READING’S first section of Red Route is set to go live from next week.
A Red route is a ‘no stopping’ restriction successfully used on major bus routes in London for many years. It helps keep key public transport moving, minimises delays for bus passengers and improves safety for pedestrians and cyclists by preventing dangerous or illegal parking.
Reading’s Red Route will eventually run the length of the ‘Purple 17′ bus route – the town’s busiest and best used bus.
It is being introduced in three separate sections, starting in the east of the borough. It starts on the Kings Road, at its junction with the IDR, following the A329 corridor east, through Cemetery Junction and along the Wokingham Road. It ends near to the Three Tuns crossroads, on the borough boundary.
Importantly, a key element of the Council’s scheme is to retain all existing parking, loading and disabled bays along the length of the route wherever possible. As part of an on-going consultation, there is also the opportunity to add or adjust bays and provide more flexible parking arrangements where they benefit local businesses or residents and do not compromise the flow of traffic.
The new Red Route restriction means where double red lines are marked, vehicles cannot stop at any time – Monday to Sunday – including for short periods of loading or unloading. Only disabled blue badge holders, Hackney Carriages (black cabs) and private hire vehicles licensed by Reading Borough Council are permitted to stop to allow for boarding and alighting. Emergency service vehicles will, of course, be permitted to stop on the Red Route.
Where single red lines are marked, drivers would only be able to stop or park in accordance with the signed restrictions.
Enforcement is initially being carried out by a combination of Civil Enforcement Officers and the Council’s mobile CCTV van. Warning notices, rather than fines, will be issued for a number of weeks, following the initial implementation of each section of the route. This is to ensure people are completely clear on the restriction and that they can be fined in the future if they ignore them. Fines will replace the warning notices thereafter.
Cllr Tony Page, Reading Borough Council’s Lead Member for Strategic Environment, Planning and Transport, said:

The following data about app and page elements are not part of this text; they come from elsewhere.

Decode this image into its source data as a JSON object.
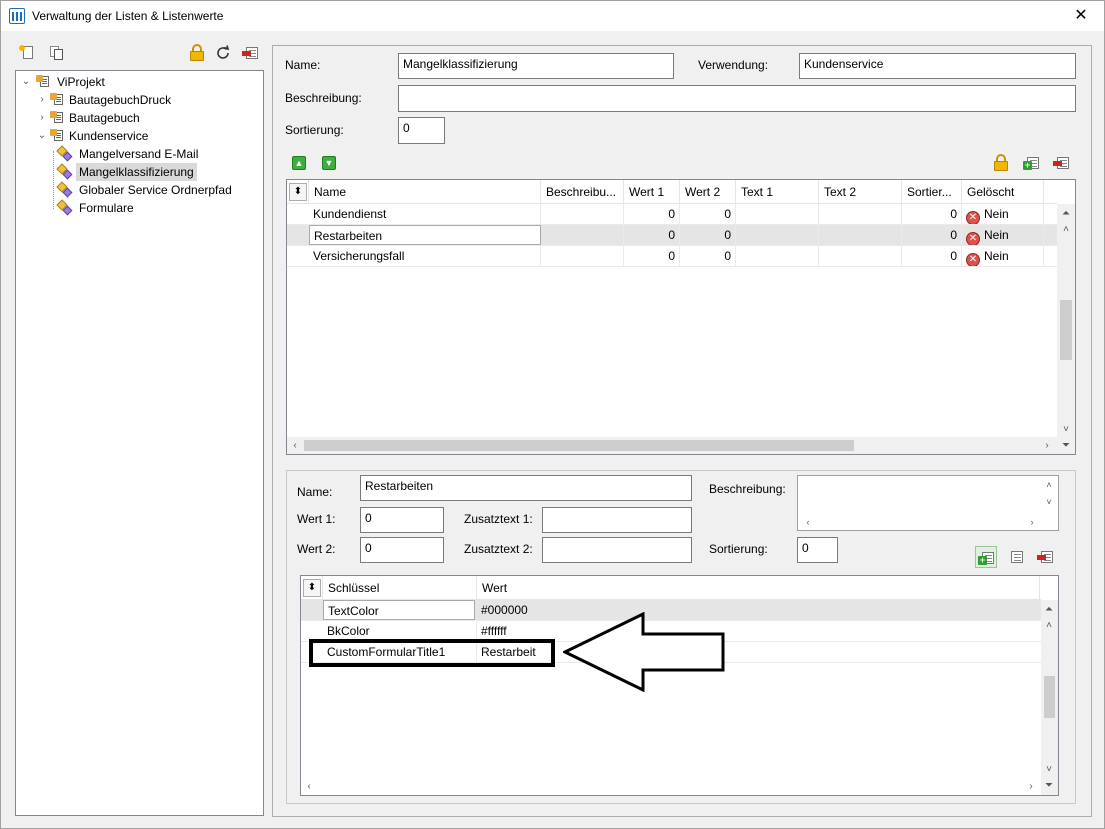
{
  "window": {
    "title": "Verwaltung der Listen & Listenwerte",
    "close_glyph": "✕"
  },
  "tree": {
    "root": "ViProjekt",
    "nodes": [
      {
        "label": "BautagebuchDruck",
        "expand": "›"
      },
      {
        "label": "Bautagebuch",
        "expand": "›"
      },
      {
        "label": "Kundenservice",
        "expand": "⌄"
      }
    ],
    "children": [
      "Mangelversand E-Mail",
      "Mangelklassifizierung",
      "Globaler Service Ordnerpfad",
      "Formulare"
    ],
    "root_expand": "⌄"
  },
  "list_form": {
    "name_label": "Name:",
    "name_value": "Mangelklassifizierung",
    "verwendung_label": "Verwendung:",
    "verwendung_value": "Kundenservice",
    "beschreibung_label": "Beschreibung:",
    "beschreibung_value": "",
    "sortierung_label": "Sortierung:",
    "sortierung_value": "0"
  },
  "values_grid": {
    "sort_glyph": "⬍",
    "columns": [
      "Name",
      "Beschreibu...",
      "Wert 1",
      "Wert 2",
      "Text 1",
      "Text 2",
      "Sortier...",
      "Gelöscht"
    ],
    "rows": [
      {
        "name": "Kundendienst",
        "beschreibung": "",
        "wert1": "0",
        "wert2": "0",
        "text1": "",
        "text2": "",
        "sortierung": "0",
        "geloescht": "Nein"
      },
      {
        "name": "Restarbeiten",
        "beschreibung": "",
        "wert1": "0",
        "wert2": "0",
        "text1": "",
        "text2": "",
        "sortierung": "0",
        "geloescht": "Nein"
      },
      {
        "name": "Versicherungsfall",
        "beschreibung": "",
        "wert1": "0",
        "wert2": "0",
        "text1": "",
        "text2": "",
        "sortierung": "0",
        "geloescht": "Nein"
      }
    ],
    "delete_glyph": "✕",
    "scroll_top": "⏶",
    "scroll_up": "˄",
    "scroll_down": "˅",
    "scroll_bottom": "⏷",
    "scroll_left": "‹",
    "scroll_right": "›"
  },
  "value_form": {
    "name_label": "Name:",
    "name_value": "Restarbeiten",
    "beschreibung_label": "Beschreibung:",
    "wert1_label": "Wert 1:",
    "wert1_value": "0",
    "wert2_label": "Wert 2:",
    "wert2_value": "0",
    "zusatztext1_label": "Zusatztext 1:",
    "zusatztext1_value": "",
    "zusatztext2_label": "Zusatztext 2:",
    "zusatztext2_value": "",
    "sortierung_label": "Sortierung:",
    "sortierung_value": "0"
  },
  "props_grid": {
    "columns": [
      "Schlüssel",
      "Wert"
    ],
    "rows": [
      {
        "key": "TextColor",
        "value": "#000000"
      },
      {
        "key": "BkColor",
        "value": "#ffffff"
      },
      {
        "key": "CustomFormularTitle1",
        "value": "Restarbeit"
      }
    ]
  },
  "colors": {
    "accent": "#1c6dbf",
    "selection": "#d9d9d9",
    "row_selected": "#e5e5e5"
  },
  "icons": [
    "new-list-icon",
    "copy-list-icon",
    "lock-icon",
    "refresh-icon",
    "delete-icon",
    "move-up-icon",
    "move-down-icon",
    "add-row-icon",
    "delete-row-icon",
    "edit-row-icon",
    "delete-error-icon",
    "arrow-annotation"
  ]
}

“Keeping key routes clear and free from unnecessary delays is essential to maintaining bus reliability and traffic flows. Red Routes have been successfully used in London for many years now, and with great success. A Red Route for Reading is the next logical step in further speeding up bus journeys and making the service even more reliable.
“The Council receives regular complaints about illegal and dangerous parking, where people have blocked traffic flows or blocked pavements. Enforcement of a Red Route will help create a safer environment for local residents, pedestrians and cyclists.
“The Council was completely clear at the informal consultation stage that existing parking, loading and disabled bays along the route will be maintained in almost all cases. That remains the case. The Council is determined to design a scheme tailored to local needs and there remains an opportunity for residents and local shopkeepers to view the scheme in operation and make further suggestions as part of the consultation process.
“Warning letters rather than fines will be issued to drivers, who have parked or stopped illegally, upon initial implementation of each section of the scheme. These will, however, be replaced by fines after this initial period.”
Last year over 4.5 million individual journeys were made along the ‘Purple 17’ bus route – more than 90,000 trips per week. The bus route runs from Tilehurst in the west, along Norcot Road and the Oxford Road, crosses the Town Centre, before running east along the Kings Road, through Cemetery Junction and along the Wokingham Road.
The second section of Reading’s Red Route will be introduced shortly after the Eastern corridor on the western end of the route. This will run from Mayfair to the Town Centre. The final section – in the Town Centre – will follow shortly afterward.
Following a period of informal consultation in the Summer, the Red Route is being introduced under three experimental traffic orders. That means residents and businesses can comment on the new restriction having viewed it in operation. It also means the Council can address any local issues before traffic orders for a permanent scheme are produced. For more information about the scheme, or to comment on the Red Route restriction as part of the consultation process, go to www.reading.gov.uk/redroute or email firstname.lastname@example.org